Philadelphia The future of the Pittsburgh Penguins remained unsettled Thursday after four hours of discussions resulted in plans for another negotiating session next week.
Owners Ron Burkle and Mario Lemieux, Gov. Ed Rendell, Pittsburgh Mayor Luke Ravenstahl, Allegheny County Executive Dan Onorato and NHL Commissioner Gary Bettman met in Philadelphia for negotiations for a new arena for the team.
The talks ended shortly after 11 p.m., and the sides agreed to meet again next week.
"We had a very constructive meeting where significant progress was made," the team and elected officials said in a joint statement. "The parties have agreed to meet next Wednesday. They have also agreed that no further comment will be made."
Rendell spokesman Chuck Ardo would not divulge the location of either meeting.
The Penguins are threatening to leave Pittsburgh if they can't secure a new rink. Their lease at 46-year-old Mellon Arena, the oldest facility in the league, expires June 30, and the team is free to leave after that.
Across the state where the Penguins faced the New Jersey Devils, fans started a "Save Our Pens!" chant less than a minute into the game.
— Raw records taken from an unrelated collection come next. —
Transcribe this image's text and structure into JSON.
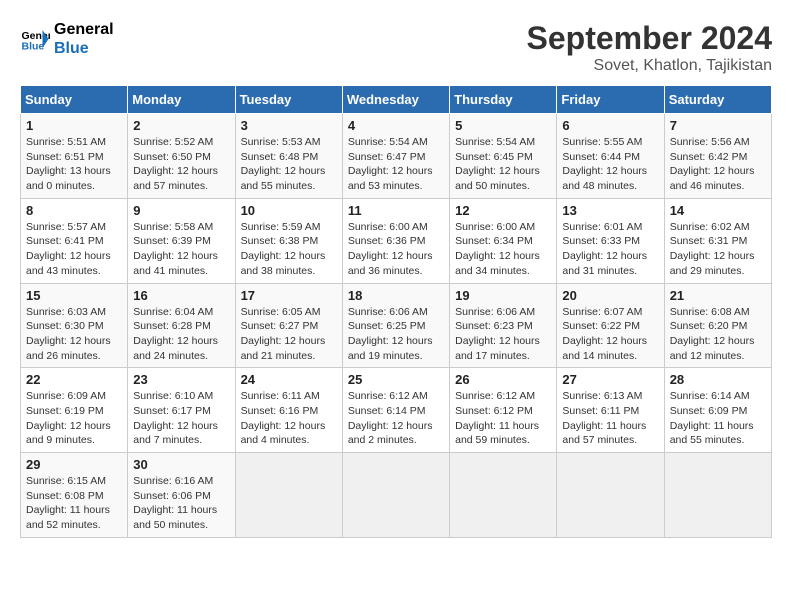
{
  "header": {
    "logo_line1": "General",
    "logo_line2": "Blue",
    "month": "September 2024",
    "location": "Sovet, Khatlon, Tajikistan"
  },
  "days_of_week": [
    "Sunday",
    "Monday",
    "Tuesday",
    "Wednesday",
    "Thursday",
    "Friday",
    "Saturday"
  ],
  "weeks": [
    [
      {
        "day": "1",
        "info": "Sunrise: 5:51 AM\nSunset: 6:51 PM\nDaylight: 13 hours\nand 0 minutes."
      },
      {
        "day": "2",
        "info": "Sunrise: 5:52 AM\nSunset: 6:50 PM\nDaylight: 12 hours\nand 57 minutes."
      },
      {
        "day": "3",
        "info": "Sunrise: 5:53 AM\nSunset: 6:48 PM\nDaylight: 12 hours\nand 55 minutes."
      },
      {
        "day": "4",
        "info": "Sunrise: 5:54 AM\nSunset: 6:47 PM\nDaylight: 12 hours\nand 53 minutes."
      },
      {
        "day": "5",
        "info": "Sunrise: 5:54 AM\nSunset: 6:45 PM\nDaylight: 12 hours\nand 50 minutes."
      },
      {
        "day": "6",
        "info": "Sunrise: 5:55 AM\nSunset: 6:44 PM\nDaylight: 12 hours\nand 48 minutes."
      },
      {
        "day": "7",
        "info": "Sunrise: 5:56 AM\nSunset: 6:42 PM\nDaylight: 12 hours\nand 46 minutes."
      }
    ],
    [
      {
        "day": "8",
        "info": "Sunrise: 5:57 AM\nSunset: 6:41 PM\nDaylight: 12 hours\nand 43 minutes."
      },
      {
        "day": "9",
        "info": "Sunrise: 5:58 AM\nSunset: 6:39 PM\nDaylight: 12 hours\nand 41 minutes."
      },
      {
        "day": "10",
        "info": "Sunrise: 5:59 AM\nSunset: 6:38 PM\nDaylight: 12 hours\nand 38 minutes."
      },
      {
        "day": "11",
        "info": "Sunrise: 6:00 AM\nSunset: 6:36 PM\nDaylight: 12 hours\nand 36 minutes."
      },
      {
        "day": "12",
        "info": "Sunrise: 6:00 AM\nSunset: 6:34 PM\nDaylight: 12 hours\nand 34 minutes."
      },
      {
        "day": "13",
        "info": "Sunrise: 6:01 AM\nSunset: 6:33 PM\nDaylight: 12 hours\nand 31 minutes."
      },
      {
        "day": "14",
        "info": "Sunrise: 6:02 AM\nSunset: 6:31 PM\nDaylight: 12 hours\nand 29 minutes."
      }
    ],
    [
      {
        "day": "15",
        "info": "Sunrise: 6:03 AM\nSunset: 6:30 PM\nDaylight: 12 hours\nand 26 minutes."
      },
      {
        "day": "16",
        "info": "Sunrise: 6:04 AM\nSunset: 6:28 PM\nDaylight: 12 hours\nand 24 minutes."
      },
      {
        "day": "17",
        "info": "Sunrise: 6:05 AM\nSunset: 6:27 PM\nDaylight: 12 hours\nand 21 minutes."
      },
      {
        "day": "18",
        "info": "Sunrise: 6:06 AM\nSunset: 6:25 PM\nDaylight: 12 hours\nand 19 minutes."
      },
      {
        "day": "19",
        "info": "Sunrise: 6:06 AM\nSunset: 6:23 PM\nDaylight: 12 hours\nand 17 minutes."
      },
      {
        "day": "20",
        "info": "Sunrise: 6:07 AM\nSunset: 6:22 PM\nDaylight: 12 hours\nand 14 minutes."
      },
      {
        "day": "21",
        "info": "Sunrise: 6:08 AM\nSunset: 6:20 PM\nDaylight: 12 hours\nand 12 minutes."
      }
    ],
    [
      {
        "day": "22",
        "info": "Sunrise: 6:09 AM\nSunset: 6:19 PM\nDaylight: 12 hours\nand 9 minutes."
      },
      {
        "day": "23",
        "info": "Sunrise: 6:10 AM\nSunset: 6:17 PM\nDaylight: 12 hours\nand 7 minutes."
      },
      {
        "day": "24",
        "info": "Sunrise: 6:11 AM\nSunset: 6:16 PM\nDaylight: 12 hours\nand 4 minutes."
      },
      {
        "day": "25",
        "info": "Sunrise: 6:12 AM\nSunset: 6:14 PM\nDaylight: 12 hours\nand 2 minutes."
      },
      {
        "day": "26",
        "info": "Sunrise: 6:12 AM\nSunset: 6:12 PM\nDaylight: 11 hours\nand 59 minutes."
      },
      {
        "day": "27",
        "info": "Sunrise: 6:13 AM\nSunset: 6:11 PM\nDaylight: 11 hours\nand 57 minutes."
      },
      {
        "day": "28",
        "info": "Sunrise: 6:14 AM\nSunset: 6:09 PM\nDaylight: 11 hours\nand 55 minutes."
      }
    ],
    [
      {
        "day": "29",
        "info": "Sunrise: 6:15 AM\nSunset: 6:08 PM\nDaylight: 11 hours\nand 52 minutes."
      },
      {
        "day": "30",
        "info": "Sunrise: 6:16 AM\nSunset: 6:06 PM\nDaylight: 11 hours\nand 50 minutes."
      },
      {
        "day": "",
        "info": ""
      },
      {
        "day": "",
        "info": ""
      },
      {
        "day": "",
        "info": ""
      },
      {
        "day": "",
        "info": ""
      },
      {
        "day": "",
        "info": ""
      }
    ]
  ]
}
Team owners have cast a wide net in search of a new home, including visits to Kansas City, Mo., and Las Vegas. The Penguins have been offered free rent and half of all revenues if they agree to play in Kansas City's soon-to-be-completed $262 million Sprint Center, under operation by the Anschutz Entertainment Group.
Steve Glorioso, a spokesman for Kansas City Mayor Kay Barnes, stressed the city at this point was not involved in the negotiations.
"We really are kind of spectators," Glorioso said. "It's Pittsburgh's to win or lose. We can't do much more than what we've done."
At Thursday's game, there were dozens of signs and colorful banners throughout the arena with sentiments ranging from anti-Rendell or anti-Kansas City to pro-Penguins and pro-Pittsburgh. Four shirtless men in the crowd spelled out "NO KC" across their chests.